The other part we dug by hand is where the sewer line, which we had installed when we did the sewer line to the trailer, comes into the house. Local regulations require that the top of the main sewer line be a minimum of 12″ below the ground surface, and due to the slope of the land, we could only position the shallow end – where it goes into the house – about 35′ from the septic tank. That means that the main line will actually have to go through the foundation, and we did not want to hit that line with the excavator, so we dug out around it. When we installed the sewer line, we put a T post near the end cap so that we knew where it was at, which made locating it to dig the foundation trench a breeze!

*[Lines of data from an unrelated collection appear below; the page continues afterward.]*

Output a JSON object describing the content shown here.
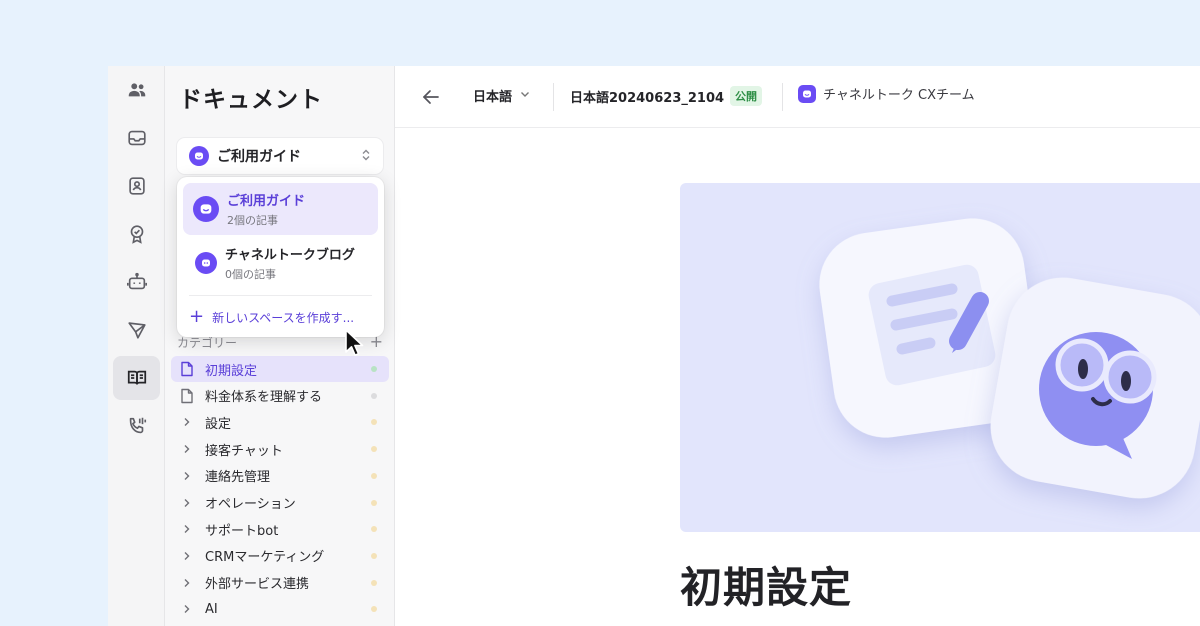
{
  "sidebar": {
    "title": "ドキュメント",
    "space_select": {
      "label": "ご利用ガイド"
    },
    "category_label": "カテゴリー",
    "category_add": "+",
    "items": [
      {
        "label": "初期設定",
        "type": "doc",
        "active": true
      },
      {
        "label": "料金体系を理解する",
        "type": "doc"
      },
      {
        "label": "設定",
        "type": "folder"
      },
      {
        "label": "接客チャット",
        "type": "folder"
      },
      {
        "label": "連絡先管理",
        "type": "folder"
      },
      {
        "label": "オペレーション",
        "type": "folder"
      },
      {
        "label": "サポートbot",
        "type": "folder"
      },
      {
        "label": "CRMマーケティング",
        "type": "folder"
      },
      {
        "label": "外部サービス連携",
        "type": "folder"
      },
      {
        "label": "AI",
        "type": "folder"
      }
    ]
  },
  "dropdown": {
    "spaces": [
      {
        "name": "ご利用ガイド",
        "count": "2個の記事",
        "selected": true
      },
      {
        "name": "チャネルトークブログ",
        "count": "0個の記事",
        "selected": false
      }
    ],
    "create_label": "新しいスペースを作成す..."
  },
  "header": {
    "language": "日本語",
    "doc_name": "日本語20240623_2104",
    "status_badge": "公開",
    "team": "チャネルトーク CXチーム"
  },
  "content": {
    "title": "初期設定"
  },
  "rail_icons": [
    "team-icon",
    "inbox-icon",
    "contacts-icon",
    "badge-icon",
    "bot-icon",
    "send-icon",
    "book-icon",
    "phone-icon"
  ],
  "colors": {
    "brand": "#6a4cf4",
    "accent_text": "#5a3fd8",
    "hero_bg": "#e2e5fc",
    "page_bg": "#e7f2fd"
  }
}
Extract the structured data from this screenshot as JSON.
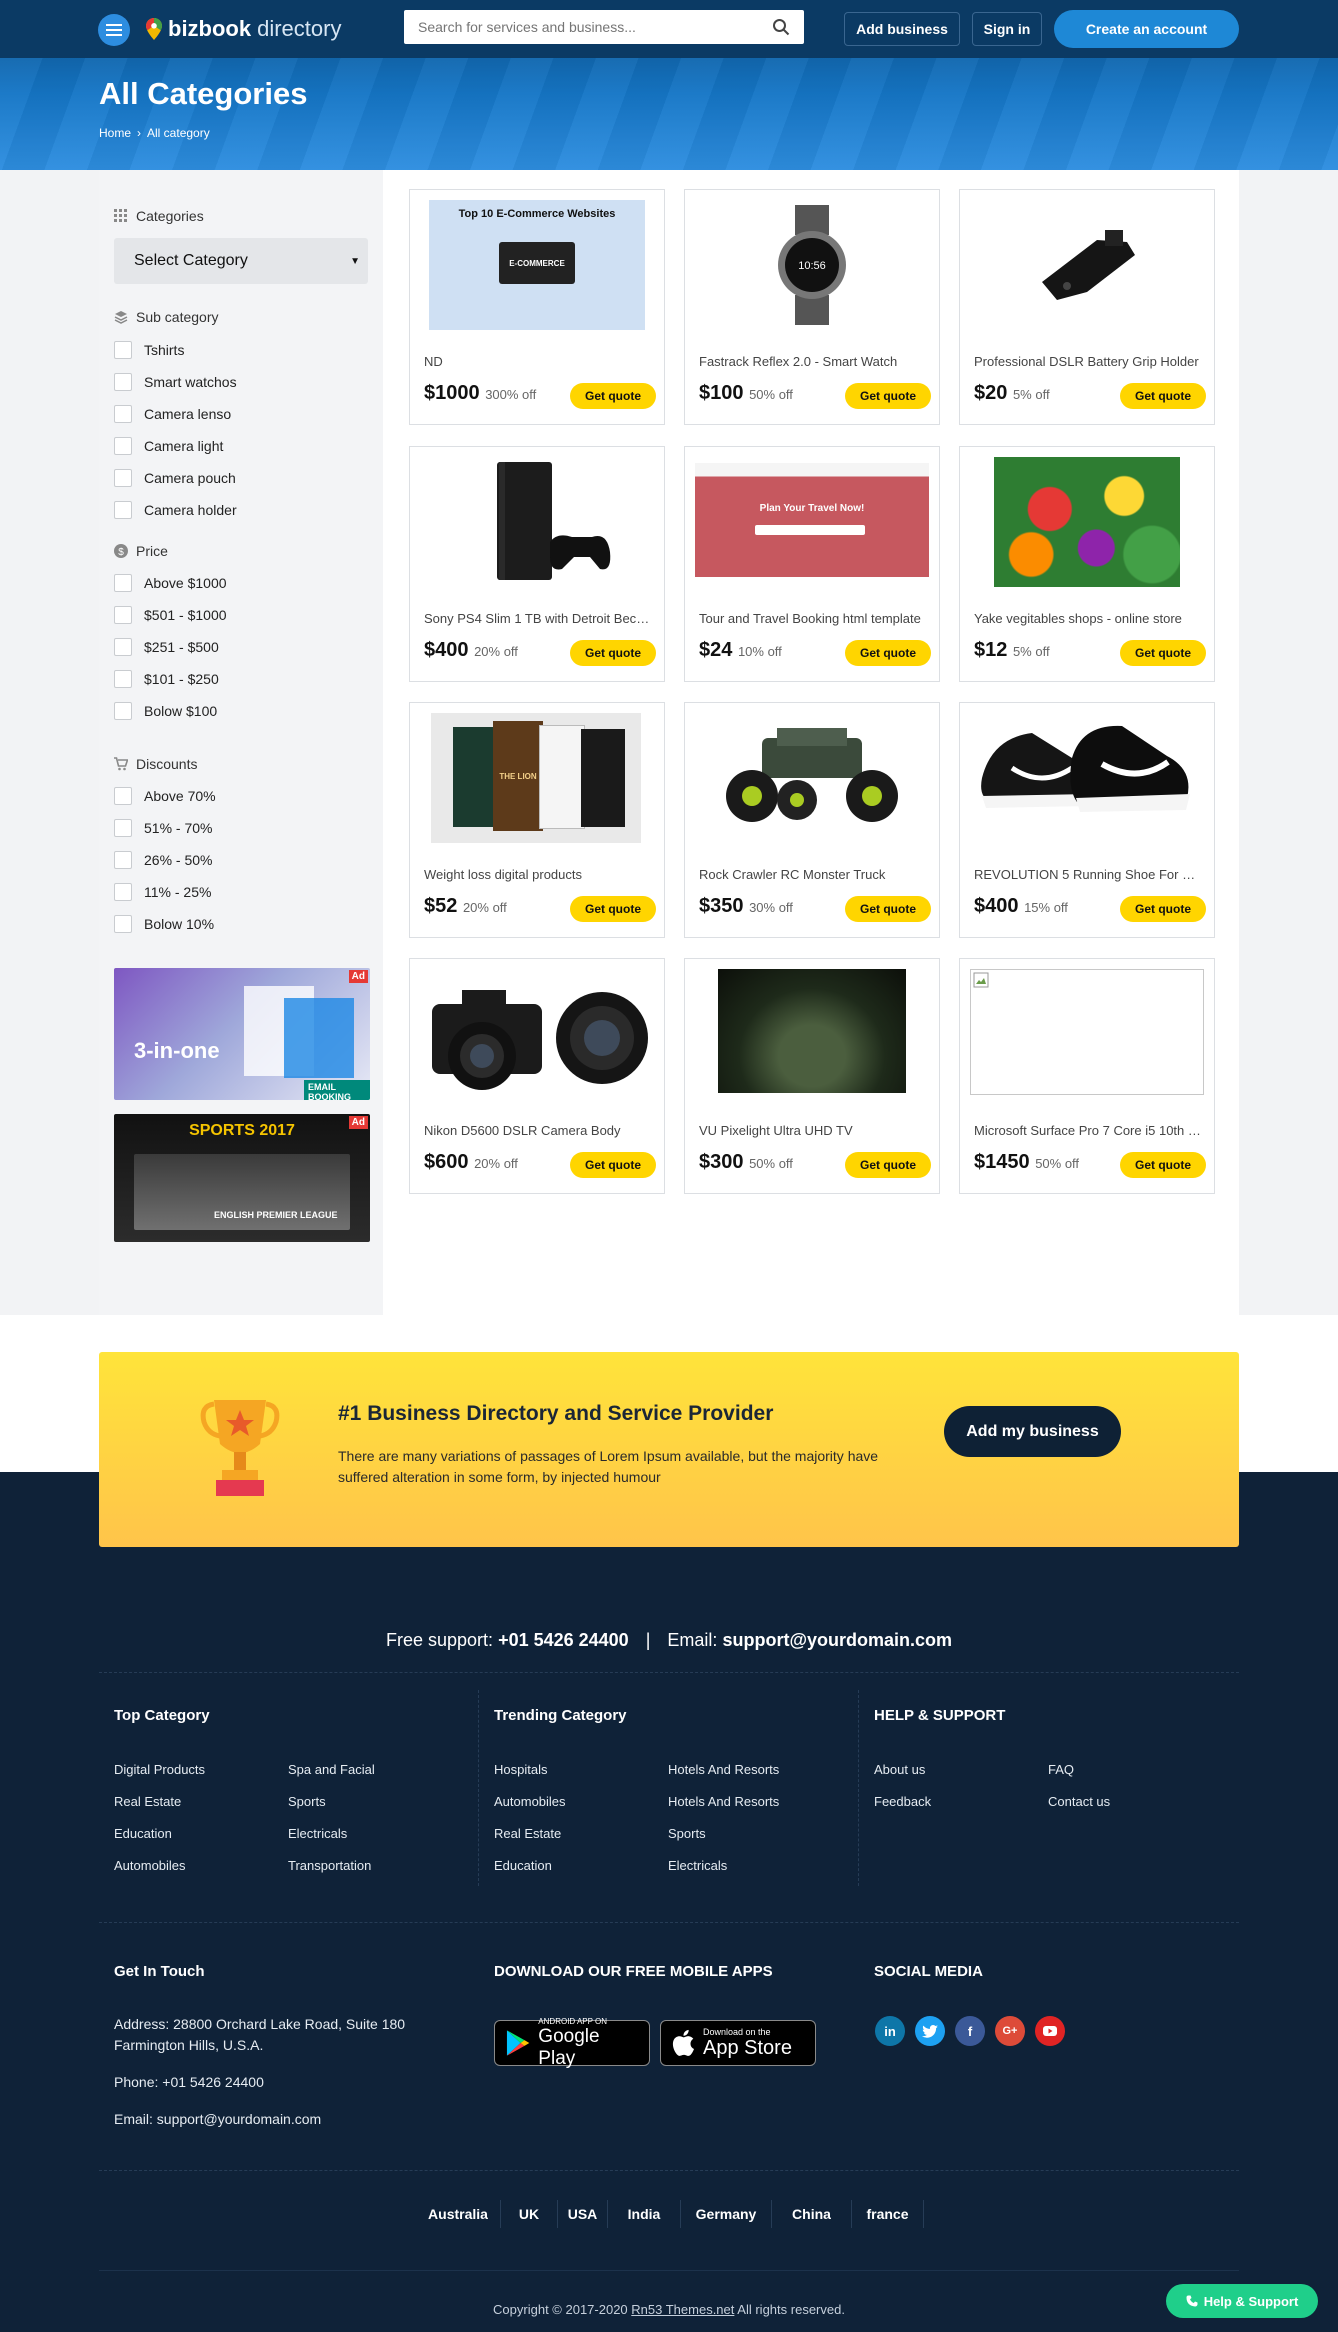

Last week, we reached out to the engineer with some questions about the lumber. We have a sawmill from my dad’s days with the gold and silver mines (for cutting timbers for a mine shaft) and have often cut our own lumber for other projects. The engineering plans recommend douglas-fir lumber, which is difficult to find, and with lumber prices tripling, or even quadrupling, over the last year, buying lumber is a painful prospect. However, we have ample lodgepole pine in our area, so we asked the engineer if that would be acceptable. He was able to confirm that it would be a suitable substitute, and we were able to purchase enough trees from the U.S. Forest Service to likely cut all of the lumber we will need that doesn’t have specific structural engineering requirements (such as the sill plate of the walls, which need to be pressure-treated, and the roof joists that need to be professionally constructed). We paid about $200 for all of the trees (plus, of course, our time to cut, haul, and mill them); right now, we couldn’t buy enough lumber for $200 to frame up even a single wall!
We’re starting to cut the boards that we’ll need for the concrete forms around the top of the pour. The concrete floor is 4″ thick and, of course, sits above the grade of the ground. At the edges, the concrete needs to be 6″ above the surrounding ground after the grading is finished, so the upper 4-6″ needs to be held with forms. We’ll put boards in to make that form, and pack dirt up on the outside to reinforce the wood for the pour; after the concrete has cured, we can remove the dirt and forms to meet the 6″ above-grade requirement.
Our next task, which we did last night, was locating the points where the sewer line comes up through the floor, namely for the toilet, the tub and bathroom sink line, and the kitchen line. Because of the nature of a monolithic pour, we want to keep as much of the plumbing above the floor as we can. Any plumbing under the floor cannot be moved for future remodels, or easily repaired. We’ll get the rototiller out to start softening up the pad so we can dig for those lines. We’ll have to put the plumbing in and get it inspected by the State before we can pour the concrete.
We also still need to mark where the load-bearing interior walls are, because those need a thicker foundation than the rest of the floor, and we will use the rototiller to prep those.
Yesterday, we picked up the rebar and insulation that we need. We are planning to rent the excavator next weekend, after summer class is over, and hope to be ready to pour the concrete sometime in August. We have already contacted a pump truck (regular concrete trucks can only pump concrete out to 18′, which is only a third of the width or length of the house, so we’re going to need one to reach the entire foundation) and he knows someone who may be willing to do the pour. We have to keep an eye on concrete, as well, because they are currently rationing the amount that concrete companies receive each month. So far, the local companies we’ve talked to have said that hasn’t been a problem, but by the time we’re ready, it may mean that we have to try to get the concrete poured on the first of the month.